■ **What you should do**:
The reply should hold every line of the data, unchanged and complete.

■ **Entries supplied**:
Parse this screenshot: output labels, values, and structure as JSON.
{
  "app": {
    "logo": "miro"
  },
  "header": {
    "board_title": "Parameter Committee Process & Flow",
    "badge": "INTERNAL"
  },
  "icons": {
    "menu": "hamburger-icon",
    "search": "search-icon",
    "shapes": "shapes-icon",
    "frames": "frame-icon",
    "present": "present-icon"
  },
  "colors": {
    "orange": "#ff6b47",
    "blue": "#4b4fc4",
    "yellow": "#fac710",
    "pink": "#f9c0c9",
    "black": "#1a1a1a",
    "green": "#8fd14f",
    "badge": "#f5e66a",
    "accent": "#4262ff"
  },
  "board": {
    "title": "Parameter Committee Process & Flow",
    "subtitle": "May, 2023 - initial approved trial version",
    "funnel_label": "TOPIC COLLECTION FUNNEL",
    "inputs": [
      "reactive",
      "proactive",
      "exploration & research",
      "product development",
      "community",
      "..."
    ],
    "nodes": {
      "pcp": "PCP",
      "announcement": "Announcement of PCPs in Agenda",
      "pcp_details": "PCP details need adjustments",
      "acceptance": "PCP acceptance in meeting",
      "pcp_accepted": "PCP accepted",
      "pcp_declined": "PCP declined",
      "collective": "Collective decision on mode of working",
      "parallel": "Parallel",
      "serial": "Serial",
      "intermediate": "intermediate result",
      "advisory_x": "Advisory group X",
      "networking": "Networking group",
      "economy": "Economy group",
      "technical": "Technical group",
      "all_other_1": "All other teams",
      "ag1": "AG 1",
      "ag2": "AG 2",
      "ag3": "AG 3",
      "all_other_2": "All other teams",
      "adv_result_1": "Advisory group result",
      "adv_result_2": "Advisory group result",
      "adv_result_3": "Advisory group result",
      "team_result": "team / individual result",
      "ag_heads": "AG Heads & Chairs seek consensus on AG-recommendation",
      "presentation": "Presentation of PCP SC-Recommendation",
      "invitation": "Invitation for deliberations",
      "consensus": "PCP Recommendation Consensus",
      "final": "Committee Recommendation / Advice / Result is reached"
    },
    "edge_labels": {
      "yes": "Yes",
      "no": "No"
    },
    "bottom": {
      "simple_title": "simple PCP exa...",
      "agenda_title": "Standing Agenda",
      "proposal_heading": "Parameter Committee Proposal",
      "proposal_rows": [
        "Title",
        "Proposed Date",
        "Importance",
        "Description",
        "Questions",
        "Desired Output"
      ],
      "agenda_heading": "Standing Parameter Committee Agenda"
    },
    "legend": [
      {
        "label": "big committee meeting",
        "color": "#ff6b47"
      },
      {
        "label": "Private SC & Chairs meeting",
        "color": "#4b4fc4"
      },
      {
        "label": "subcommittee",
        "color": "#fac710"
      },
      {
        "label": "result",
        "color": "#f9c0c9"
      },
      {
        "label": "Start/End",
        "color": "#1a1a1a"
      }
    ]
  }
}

■ **Your solution**:
Parse this screenshot: output labels, values, and structure as JSON.
{
  "app": {
    "logo": "miro"
  },
  "header": {
    "board_title": "Parameter Committee Process & Flow",
    "badge": "INTERNAL"
  },
  "icons": {
    "menu": "hamburger-icon",
    "search": "search-icon",
    "shapes": "shapes-icon",
    "frames": "frame-icon",
    "present": "present-icon"
  },
  "colors": {
    "orange": "#ff6b47",
    "blue": "#4b4fc4",
    "yellow": "#fac710",
    "pink": "#f9c0c9",
    "black": "#1a1a1a",
    "green": "#8fd14f",
    "badge": "#f5e66a",
    "accent": "#4262ff"
  },
  "board": {
    "title": "Parameter Committee Process & Flow",
    "subtitle": "May, 2023 - initial approved trial version",
    "funnel_label": "TOPIC COLLECTION FUNNEL",
    "inputs": [
      "reactive",
      "proactive",
      "exploration & research",
      "product development",
      "community",
      "..."
    ],
    "nodes": {
      "pcp": "PCP",
      "announcement": "Announcement of PCPs in Agenda",
      "pcp_details": "PCP details need adjustments",
      "acceptance": "PCP acceptance in meeting",
      "pcp_accepted": "PCP accepted",
      "pcp_declined": "PCP declined",
      "collective": "Collective decision on mode of working",
      "parallel": "Parallel",
      "serial": "Serial",
      "intermediate": "intermediate result",
      "advisory_x": "Advisory group X",
      "networking": "Networking group",
      "economy": "Economy group",
      "technical": "Technical group",
      "all_other_1": "All other teams",
      "ag1": "AG 1",
      "ag2": "AG 2",
      "ag3": "AG 3",
      "all_other_2": "All other teams",
      "adv_result_1": "Advisory group result",
      "adv_result_2": "Advisory group result",
      "adv_result_3": "Advisory group result",
      "team_result": "team / individual result",
      "ag_heads": "AG Heads & Chairs seek consensus on AG-recommendation",
      "presentation": "Presentation of PCP SC-Recommendation",
      "invitation": "Invitation for deliberations",
      "consensus": "PCP Recommendation Consensus",
      "final": "Committee Recommendation / Advice / Result is reached"
    },
    "edge_labels": {
      "yes": "Yes",
      "no": "No"
    },
    "bottom": {
      "simple_title": "simple PCP exa...",
      "agenda_title": "Standing Agenda",
      "proposal_heading": "Parameter Committee Proposal",
      "proposal_rows": [
        "Title",
        "Proposed Date",
        "Importance",
        "Description",
        "Questions",
        "Desired Output"
      ],
      "agenda_heading": "Standing Parameter Committee Agenda"
    },
    "legend": [
      {
        "label": "big committee meeting",
        "color": "#ff6b47"
      },
      {
        "label": "Private SC & Chairs meeting",
        "color": "#4b4fc4"
      },
      {
        "label": "subcommittee",
        "color": "#fac710"
      },
      {
        "label": "result",
        "color": "#f9c0c9"
      },
      {
        "label": "Start/End",
        "color": "#1a1a1a"
      }
    ]
  }
}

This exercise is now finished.